*** Opening Records supplied ***
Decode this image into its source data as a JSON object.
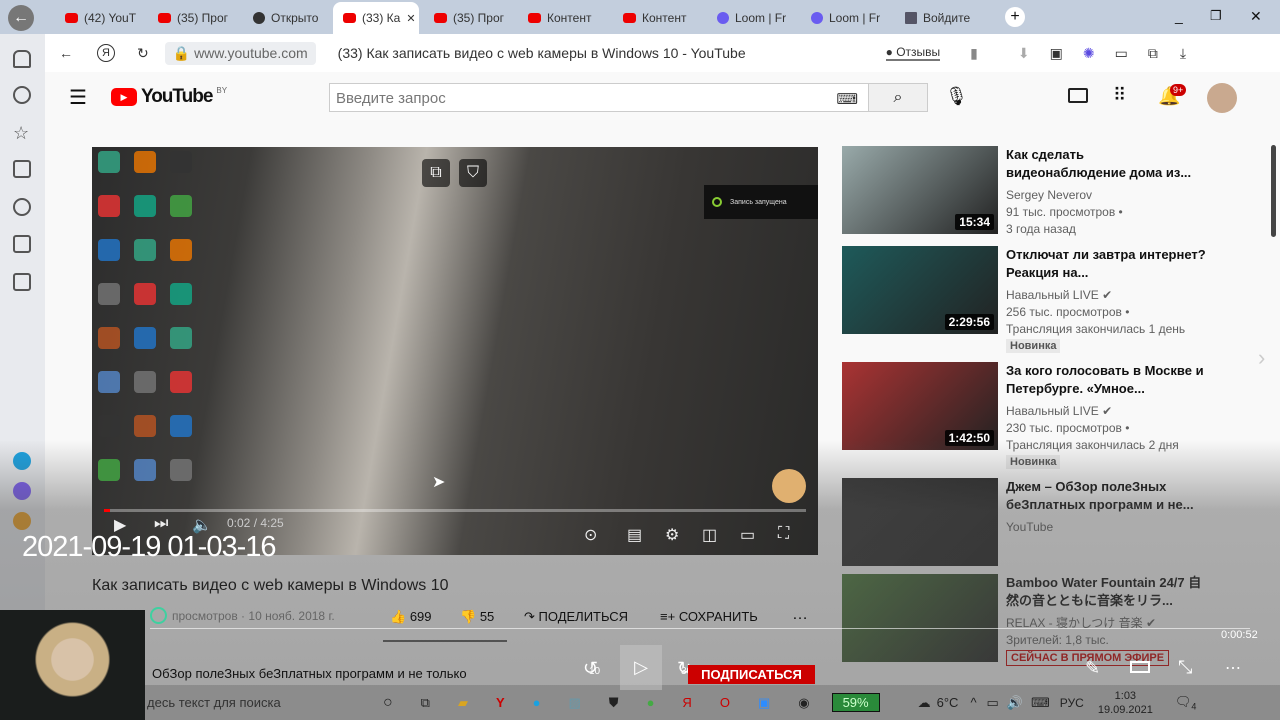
{
  "browser": {
    "tabs": [
      {
        "label": "(42) YouT",
        "icon": "youtube"
      },
      {
        "label": "(35) Прог",
        "icon": "youtube"
      },
      {
        "label": "Открыто",
        "icon": "obs"
      },
      {
        "label": "(33) Ка",
        "icon": "youtube",
        "active": true
      },
      {
        "label": "(35) Прог",
        "icon": "youtube"
      },
      {
        "label": "Контент",
        "icon": "youtube"
      },
      {
        "label": "Контент",
        "icon": "youtube"
      },
      {
        "label": "Loom | Fr",
        "icon": "loom"
      },
      {
        "label": "Loom | Fr",
        "icon": "loom"
      },
      {
        "label": "Войдите",
        "icon": "x"
      }
    ],
    "url": "www.youtube.com",
    "page_title": "(33) Как записать видео с web камеры в Windows 10 - YouTube",
    "feedback_label": "Отзывы",
    "new_tab": "+"
  },
  "youtube": {
    "logo": "YouTube",
    "logo_region": "BY",
    "search_placeholder": "Введите запрос",
    "notifications_count": "9+",
    "video": {
      "title": "Как записать видео с web камеры в Windows 10",
      "time": "0:02 / 4:25",
      "progress_fraction": 0.008,
      "meta": "просмотров · 10 нояб. 2018 г.",
      "likes": "699",
      "dislikes": "55",
      "share": "ПОДЕЛИТЬСЯ",
      "save": "СОХРАНИТЬ",
      "recorder_notice": "Запись запущена"
    },
    "channel_line": "ОбЗор полеЗных беЗплатных программ и не только",
    "subscribe": "ПОДПИСАТЬСЯ",
    "recommendations": [
      {
        "title": "Как сделать видеонаблюдение дома из...",
        "channel": "Sergey Neverov",
        "views": "91 тыс. просмотров •",
        "age": "3 года назад",
        "duration": "15:34",
        "thumb": "#9aa"
      },
      {
        "title": "Отключат ли завтра интернет? Реакция на...",
        "channel": "Навальный LIVE",
        "verified": true,
        "views": "256 тыс. просмотров •",
        "age": "Трансляция закончилась 1 день",
        "badge": "Новинка",
        "duration": "2:29:56",
        "thumb": "#1e5a5a"
      },
      {
        "title": "За кого голосовать в Москве и Петербурге. «Умное...",
        "channel": "Навальный LIVE",
        "verified": true,
        "views": "230 тыс. просмотров •",
        "age": "Трансляция закончилась 2 дня",
        "badge": "Новинка",
        "duration": "1:42:50",
        "thumb": "#a33"
      },
      {
        "title": "Джем – ОбЗор полеЗных беЗплатных программ и не...",
        "channel": "YouTube",
        "thumb": "#333"
      },
      {
        "title": "Bamboo Water Fountain 24/7 自然の音とともに音楽をリラ...",
        "channel": "RELAX - 寝かしつけ 音楽",
        "verified": true,
        "views": "Зрителей: 1,8 тыс.",
        "badge": "СЕЙЧАС В ПРЯМОМ ЭФИРЕ",
        "live": true,
        "thumb": "#4a7a3a"
      }
    ]
  },
  "recorder": {
    "timestamp": "2021-09-19 01-03-16",
    "elapsed": "0:00:52",
    "rewind": "10",
    "forward": "30"
  },
  "taskbar": {
    "search_placeholder": "десь текст для поиска",
    "battery": "59%",
    "weather": "6°C",
    "lang": "РУС",
    "time": "1:03",
    "date": "19.09.2021",
    "notifications": "4"
  }
}
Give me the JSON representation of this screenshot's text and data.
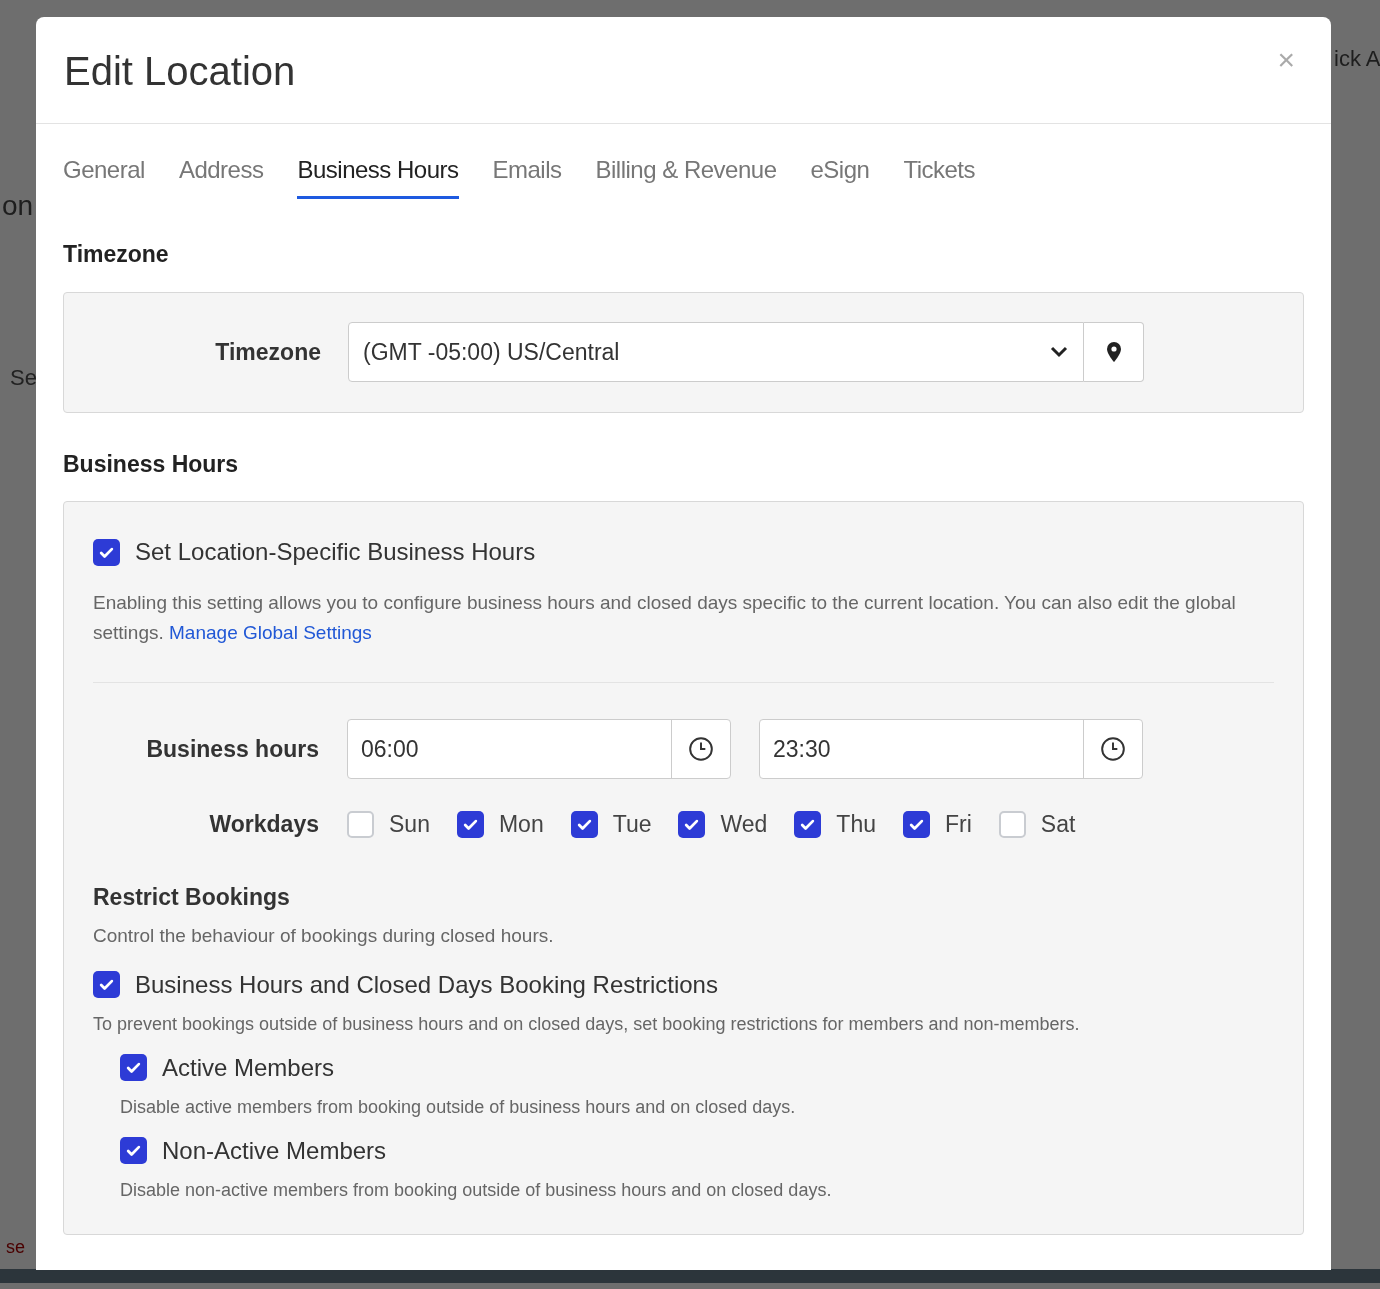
{
  "background": {
    "fragments": [
      {
        "text": "on",
        "kind": "dark"
      },
      {
        "text": "Se",
        "kind": "muted"
      },
      {
        "text": "ick A",
        "kind": "dark"
      },
      {
        "text": "se",
        "kind": "error"
      }
    ]
  },
  "dialog": {
    "title": "Edit Location",
    "close": "×"
  },
  "tabs": [
    {
      "label": "General",
      "selected": false
    },
    {
      "label": "Address",
      "selected": false
    },
    {
      "label": "Business Hours",
      "selected": true
    },
    {
      "label": "Emails",
      "selected": false
    },
    {
      "label": "Billing & Revenue",
      "selected": false
    },
    {
      "label": "eSign",
      "selected": false
    },
    {
      "label": "Tickets",
      "selected": false
    }
  ],
  "timezone_section": {
    "heading": "Timezone",
    "label": "Timezone",
    "value": "(GMT -05:00) US/Central"
  },
  "business_hours_section": {
    "heading": "Business Hours",
    "specific": {
      "label": "Set Location-Specific Business Hours",
      "checked": true
    },
    "description": "Enabling this setting allows you to configure business hours and closed days specific to the current location. You can also edit the global settings.",
    "link": "Manage Global Settings",
    "hours": {
      "label": "Business hours",
      "start": "06:00",
      "end": "23:30"
    },
    "workdays": {
      "label": "Workdays",
      "days": [
        {
          "label": "Sun",
          "checked": false
        },
        {
          "label": "Mon",
          "checked": true
        },
        {
          "label": "Tue",
          "checked": true
        },
        {
          "label": "Wed",
          "checked": true
        },
        {
          "label": "Thu",
          "checked": true
        },
        {
          "label": "Fri",
          "checked": true
        },
        {
          "label": "Sat",
          "checked": false
        }
      ]
    },
    "restrict": {
      "heading": "Restrict Bookings",
      "description": "Control the behaviour of bookings during closed hours.",
      "options": [
        {
          "label": "Business Hours and Closed Days Booking Restrictions",
          "checked": true,
          "description": "To prevent bookings outside of business hours and on closed days, set booking restrictions for members and non-members.",
          "children": [
            {
              "label": "Active Members",
              "checked": true,
              "description": "Disable active members from booking outside of business hours and on closed days."
            },
            {
              "label": "Non-Active Members",
              "checked": true,
              "description": "Disable non-active members from booking outside of business hours and on closed days."
            }
          ]
        }
      ]
    }
  }
}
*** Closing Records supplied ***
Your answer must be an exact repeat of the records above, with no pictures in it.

Decode this image into its source data as a JSON object.
{
  "browser": {
    "tabs": [
      {
        "label": "(42) YouT",
        "icon": "youtube"
      },
      {
        "label": "(35) Прог",
        "icon": "youtube"
      },
      {
        "label": "Открыто",
        "icon": "obs"
      },
      {
        "label": "(33) Ка",
        "icon": "youtube",
        "active": true
      },
      {
        "label": "(35) Прог",
        "icon": "youtube"
      },
      {
        "label": "Контент",
        "icon": "youtube"
      },
      {
        "label": "Контент",
        "icon": "youtube"
      },
      {
        "label": "Loom | Fr",
        "icon": "loom"
      },
      {
        "label": "Loom | Fr",
        "icon": "loom"
      },
      {
        "label": "Войдите",
        "icon": "x"
      }
    ],
    "url": "www.youtube.com",
    "page_title": "(33) Как записать видео с web камеры в Windows 10 - YouTube",
    "feedback_label": "Отзывы",
    "new_tab": "+"
  },
  "youtube": {
    "logo": "YouTube",
    "logo_region": "BY",
    "search_placeholder": "Введите запрос",
    "notifications_count": "9+",
    "video": {
      "title": "Как записать видео с web камеры в Windows 10",
      "time": "0:02 / 4:25",
      "progress_fraction": 0.008,
      "meta": "просмотров · 10 нояб. 2018 г.",
      "likes": "699",
      "dislikes": "55",
      "share": "ПОДЕЛИТЬСЯ",
      "save": "СОХРАНИТЬ",
      "recorder_notice": "Запись запущена"
    },
    "channel_line": "ОбЗор полеЗных беЗплатных программ и не только",
    "subscribe": "ПОДПИСАТЬСЯ",
    "recommendations": [
      {
        "title": "Как сделать видеонаблюдение дома из...",
        "channel": "Sergey Neverov",
        "views": "91 тыс. просмотров •",
        "age": "3 года назад",
        "duration": "15:34",
        "thumb": "#9aa"
      },
      {
        "title": "Отключат ли завтра интернет? Реакция на...",
        "channel": "Навальный LIVE",
        "verified": true,
        "views": "256 тыс. просмотров •",
        "age": "Трансляция закончилась 1 день",
        "badge": "Новинка",
        "duration": "2:29:56",
        "thumb": "#1e5a5a"
      },
      {
        "title": "За кого голосовать в Москве и Петербурге. «Умное...",
        "channel": "Навальный LIVE",
        "verified": true,
        "views": "230 тыс. просмотров •",
        "age": "Трансляция закончилась 2 дня",
        "badge": "Новинка",
        "duration": "1:42:50",
        "thumb": "#a33"
      },
      {
        "title": "Джем – ОбЗор полеЗных беЗплатных программ и не...",
        "channel": "YouTube",
        "thumb": "#333"
      },
      {
        "title": "Bamboo Water Fountain 24/7 自然の音とともに音楽をリラ...",
        "channel": "RELAX - 寝かしつけ 音楽",
        "verified": true,
        "views": "Зрителей: 1,8 тыс.",
        "badge": "СЕЙЧАС В ПРЯМОМ ЭФИРЕ",
        "live": true,
        "thumb": "#4a7a3a"
      }
    ]
  },
  "recorder": {
    "timestamp": "2021-09-19 01-03-16",
    "elapsed": "0:00:52",
    "rewind": "10",
    "forward": "30"
  },
  "taskbar": {
    "search_placeholder": "десь текст для поиска",
    "battery": "59%",
    "weather": "6°C",
    "lang": "РУС",
    "time": "1:03",
    "date": "19.09.2021",
    "notifications": "4"
  }
}
Give me the JSON representation of this screenshot's text and data.
{
  "background": {
    "fragments": [
      {
        "text": "on",
        "kind": "dark"
      },
      {
        "text": "Se",
        "kind": "muted"
      },
      {
        "text": "ick A",
        "kind": "dark"
      },
      {
        "text": "se",
        "kind": "error"
      }
    ]
  },
  "dialog": {
    "title": "Edit Location",
    "close": "×"
  },
  "tabs": [
    {
      "label": "General",
      "selected": false
    },
    {
      "label": "Address",
      "selected": false
    },
    {
      "label": "Business Hours",
      "selected": true
    },
    {
      "label": "Emails",
      "selected": false
    },
    {
      "label": "Billing & Revenue",
      "selected": false
    },
    {
      "label": "eSign",
      "selected": false
    },
    {
      "label": "Tickets",
      "selected": false
    }
  ],
  "timezone_section": {
    "heading": "Timezone",
    "label": "Timezone",
    "value": "(GMT -05:00) US/Central"
  },
  "business_hours_section": {
    "heading": "Business Hours",
    "specific": {
      "label": "Set Location-Specific Business Hours",
      "checked": true
    },
    "description": "Enabling this setting allows you to configure business hours and closed days specific to the current location. You can also edit the global settings.",
    "link": "Manage Global Settings",
    "hours": {
      "label": "Business hours",
      "start": "06:00",
      "end": "23:30"
    },
    "workdays": {
      "label": "Workdays",
      "days": [
        {
          "label": "Sun",
          "checked": false
        },
        {
          "label": "Mon",
          "checked": true
        },
        {
          "label": "Tue",
          "checked": true
        },
        {
          "label": "Wed",
          "checked": true
        },
        {
          "label": "Thu",
          "checked": true
        },
        {
          "label": "Fri",
          "checked": true
        },
        {
          "label": "Sat",
          "checked": false
        }
      ]
    },
    "restrict": {
      "heading": "Restrict Bookings",
      "description": "Control the behaviour of bookings during closed hours.",
      "options": [
        {
          "label": "Business Hours and Closed Days Booking Restrictions",
          "checked": true,
          "description": "To prevent bookings outside of business hours and on closed days, set booking restrictions for members and non-members.",
          "children": [
            {
              "label": "Active Members",
              "checked": true,
              "description": "Disable active members from booking outside of business hours and on closed days."
            },
            {
              "label": "Non-Active Members",
              "checked": true,
              "description": "Disable non-active members from booking outside of business hours and on closed days."
            }
          ]
        }
      ]
    }
  }
}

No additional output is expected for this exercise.